A new Cleveland Clinic study revealed that Americans don't know much about risk factors that could prevent heart disease.
You probably think you know your body well — every callus, patch of freckles and roll of flab. Then there are the more important things: the stuff on the inside like your blood pressure and cholesterol. But if someone asked for your body mass index, would you be able to tell them?
One in four Americans dies from heart disease every year. It is actually the No. 1 killer in the U.S. and across the globe. Yet a recent study found that most of us don’t even know our bodies’ basic stats — knowledge which could save our lives.
Cleveland Clinic researchers tested Americans on their knowledge of body mass index, blood pressure, cholesterol, waist circumference, glucose and weight in a recent survey. Sounds like easy stuff, right? Wrong. They found that while 68 percent of Americans worry about dying from heart disease, only 38 percent knew their blood pressure, and a mere 18 percent knew their BMI.

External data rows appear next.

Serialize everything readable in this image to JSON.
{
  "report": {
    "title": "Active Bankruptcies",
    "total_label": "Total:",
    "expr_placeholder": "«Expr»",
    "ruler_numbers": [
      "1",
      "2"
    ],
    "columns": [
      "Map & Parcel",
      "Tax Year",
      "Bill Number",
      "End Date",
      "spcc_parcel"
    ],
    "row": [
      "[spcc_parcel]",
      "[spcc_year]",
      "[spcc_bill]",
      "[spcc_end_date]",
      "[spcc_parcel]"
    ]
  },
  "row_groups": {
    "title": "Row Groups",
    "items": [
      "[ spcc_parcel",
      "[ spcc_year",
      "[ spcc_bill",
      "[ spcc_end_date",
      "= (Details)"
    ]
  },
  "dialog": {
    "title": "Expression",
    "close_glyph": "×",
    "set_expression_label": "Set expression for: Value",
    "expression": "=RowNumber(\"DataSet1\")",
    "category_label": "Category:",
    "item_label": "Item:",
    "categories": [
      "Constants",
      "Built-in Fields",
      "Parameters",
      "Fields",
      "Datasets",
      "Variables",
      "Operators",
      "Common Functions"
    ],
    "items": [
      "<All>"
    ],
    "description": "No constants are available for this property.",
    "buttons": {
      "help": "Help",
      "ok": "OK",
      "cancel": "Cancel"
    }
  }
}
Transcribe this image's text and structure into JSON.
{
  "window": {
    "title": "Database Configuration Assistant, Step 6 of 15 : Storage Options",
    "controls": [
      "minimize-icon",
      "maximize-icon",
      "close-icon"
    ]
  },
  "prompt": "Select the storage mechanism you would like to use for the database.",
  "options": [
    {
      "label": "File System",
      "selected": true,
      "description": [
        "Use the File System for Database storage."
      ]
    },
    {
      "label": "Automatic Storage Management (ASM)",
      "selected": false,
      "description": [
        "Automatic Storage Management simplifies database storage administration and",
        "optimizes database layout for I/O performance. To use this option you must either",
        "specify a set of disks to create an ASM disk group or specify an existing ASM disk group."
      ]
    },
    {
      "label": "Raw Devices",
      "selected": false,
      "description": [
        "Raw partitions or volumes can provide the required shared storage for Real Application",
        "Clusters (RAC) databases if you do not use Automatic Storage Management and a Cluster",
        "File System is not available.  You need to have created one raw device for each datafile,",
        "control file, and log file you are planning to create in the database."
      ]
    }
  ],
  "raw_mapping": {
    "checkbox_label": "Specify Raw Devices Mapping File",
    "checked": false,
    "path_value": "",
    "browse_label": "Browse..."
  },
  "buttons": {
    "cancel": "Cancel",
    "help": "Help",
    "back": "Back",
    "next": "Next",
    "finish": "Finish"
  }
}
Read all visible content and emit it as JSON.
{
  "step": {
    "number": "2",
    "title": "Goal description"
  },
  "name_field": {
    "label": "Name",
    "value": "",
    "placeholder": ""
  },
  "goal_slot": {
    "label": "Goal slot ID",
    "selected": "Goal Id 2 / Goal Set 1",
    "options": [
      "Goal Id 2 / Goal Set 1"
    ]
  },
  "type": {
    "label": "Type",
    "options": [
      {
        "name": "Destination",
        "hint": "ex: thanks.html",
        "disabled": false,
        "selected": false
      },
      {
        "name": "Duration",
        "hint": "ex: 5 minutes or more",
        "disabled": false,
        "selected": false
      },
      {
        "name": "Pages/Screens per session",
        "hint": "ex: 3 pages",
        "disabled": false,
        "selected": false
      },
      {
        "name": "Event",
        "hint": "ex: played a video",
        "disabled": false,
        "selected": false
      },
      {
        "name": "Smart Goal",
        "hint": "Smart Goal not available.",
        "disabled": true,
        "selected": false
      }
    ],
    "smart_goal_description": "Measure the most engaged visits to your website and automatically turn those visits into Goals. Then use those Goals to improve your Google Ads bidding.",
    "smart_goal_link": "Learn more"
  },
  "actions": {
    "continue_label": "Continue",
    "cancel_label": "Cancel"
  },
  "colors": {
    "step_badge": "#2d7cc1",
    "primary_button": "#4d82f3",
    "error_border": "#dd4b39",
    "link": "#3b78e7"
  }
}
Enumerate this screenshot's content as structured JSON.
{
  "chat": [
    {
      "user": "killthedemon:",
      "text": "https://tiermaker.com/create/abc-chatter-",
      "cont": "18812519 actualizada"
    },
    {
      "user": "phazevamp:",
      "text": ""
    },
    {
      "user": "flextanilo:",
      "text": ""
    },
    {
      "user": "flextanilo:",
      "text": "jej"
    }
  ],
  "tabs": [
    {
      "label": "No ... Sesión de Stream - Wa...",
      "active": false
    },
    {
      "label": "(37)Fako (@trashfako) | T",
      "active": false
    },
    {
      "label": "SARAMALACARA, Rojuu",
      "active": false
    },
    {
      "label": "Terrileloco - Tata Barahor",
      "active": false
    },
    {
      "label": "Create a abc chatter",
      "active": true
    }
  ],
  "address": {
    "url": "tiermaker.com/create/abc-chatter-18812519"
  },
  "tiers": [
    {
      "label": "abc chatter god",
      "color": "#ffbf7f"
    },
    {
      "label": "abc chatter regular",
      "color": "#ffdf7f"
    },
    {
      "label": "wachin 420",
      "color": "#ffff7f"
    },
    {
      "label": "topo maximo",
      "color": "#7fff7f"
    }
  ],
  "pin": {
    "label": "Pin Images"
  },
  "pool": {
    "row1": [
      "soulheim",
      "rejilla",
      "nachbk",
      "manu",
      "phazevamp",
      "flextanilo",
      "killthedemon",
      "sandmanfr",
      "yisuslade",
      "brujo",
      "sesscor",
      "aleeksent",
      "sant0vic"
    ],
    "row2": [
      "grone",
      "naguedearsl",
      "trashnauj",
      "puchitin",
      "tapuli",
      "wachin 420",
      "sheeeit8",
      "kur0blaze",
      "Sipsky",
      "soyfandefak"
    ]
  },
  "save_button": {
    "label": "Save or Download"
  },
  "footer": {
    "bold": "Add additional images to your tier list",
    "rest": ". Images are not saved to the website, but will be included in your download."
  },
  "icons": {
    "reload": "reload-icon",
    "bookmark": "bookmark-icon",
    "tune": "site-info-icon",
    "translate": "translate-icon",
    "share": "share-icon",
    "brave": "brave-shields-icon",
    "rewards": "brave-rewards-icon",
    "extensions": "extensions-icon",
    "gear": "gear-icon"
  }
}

Even fewer people could identify the healthy ranges for these health factors. For example, less than 50 percent of Americans surveyed knew that a healthy blood pressure rating is 120/80, and less than a quarter (23 percent) knew that someone is considered overweight when they have a BMI of 25 or more.
You might be wondering why it even matters whether you know your body’s stats or not. Well, according to Steve Nissen, M.D., chairman of cardiovascular medicine at Cleveland Clinic, knowing these numbers could save your life.
“Studies have suggested the majority of coronary artery disease events can be prevented by addressing treatable risk factors,” he says in a press release.
“Although there are some definitive factors, there are others that can be modified. You can modify your blood pressure, you can modify your blood sugar, you can modify your weight, and very often you can modify your cholesterol levels,” Leonardo Rodriguez, M.D., cardiologist and director of the Advanced Imaging Training Program at the Cleveland Clinic, tells LIVESTRONG.COM. “If you are a young person but you have family history [of heart disease], it’s important to begin early in life to try to modify your risk factors in order to prolong your life and reduce the dire consequences of heart disease like stroke and heart attack.”
To gather their information, Cleveland Clinic researchers conducted phone interviews of 1,002 adults in the continental United States.
Here are a few more findings that will make you worry about everyone you know:
Good Cholesterol, Bad Cholesterol
Health vocab isn’t America’s strong suit. Most of the people surveyed think that triglycerides are cholesterol, when actually they’re a type of fat in the blood. Also, only one in four Americans said that HDL is the “good” kind of cholesterol, and about half (52 percent) knew that your LDL cholesterol is an important number to know when it comes to understanding your risk of heart disease.
Did you know that your fat in the stomach region is the most dangerous factor for heart health? If you said no, you’d be part of the two-thirds of Americans who also don’t know. About a third of people surveyed knew that waist circumference is even important when it comes to determining risk of heart disease.
Taking Our Vitamins
First, there’s little evidence that supplements enhance heart health. Yet nearly seven in 10 (67 percent) people said that they’ve taken one or more supplements regularly to improve their heart health.
What’s Diabetes Got to Do With It?
Most participants (73 percent) didn’t know that the leading cause of death for people with diabetes is heart disease. In fact, the most common response (35 percent) was kidney disease/failure.
What You Need to Know
The healthy ranges for your body’s stats are:
- Blood pressure — less than 140/90 mm Hg
- Fasting blood sugar — less than 100 mg/dL
- LDL, or “bad,” cholesterol — about 100 mg/dL
- BMI — 25 or less
- Waist circumference — about 31.5 inches for the average-sized women and 37 inches for average-sized man
Check on these bad boys at least once a year. “It’s important to have an open communication with your doctor and ask them, ‘What’s my blood pressure today? Have you ever checked or will you check my blood sugar and cholesterol?’” Rodriguez says.
And you probably guessed the best ways to improve your risk factors: eating a healthy diet and exercising! Try to keep your meals full of veggies, and choose the stairs over the elevator. Exercise three times a week when you can, and go for walks during your work breaks.
For more info on American heart health, visit cle.clinic/loveyourheart.
What Do YOU Think?
Do you know your blood pressure, blood sugar, BMI, bad cholesterol and waist circumference? Does your doctor usually tell you your numbers when you go in for a checkup? What are your favorite ways to incorporate exercise into your day? Let us know in the comments section!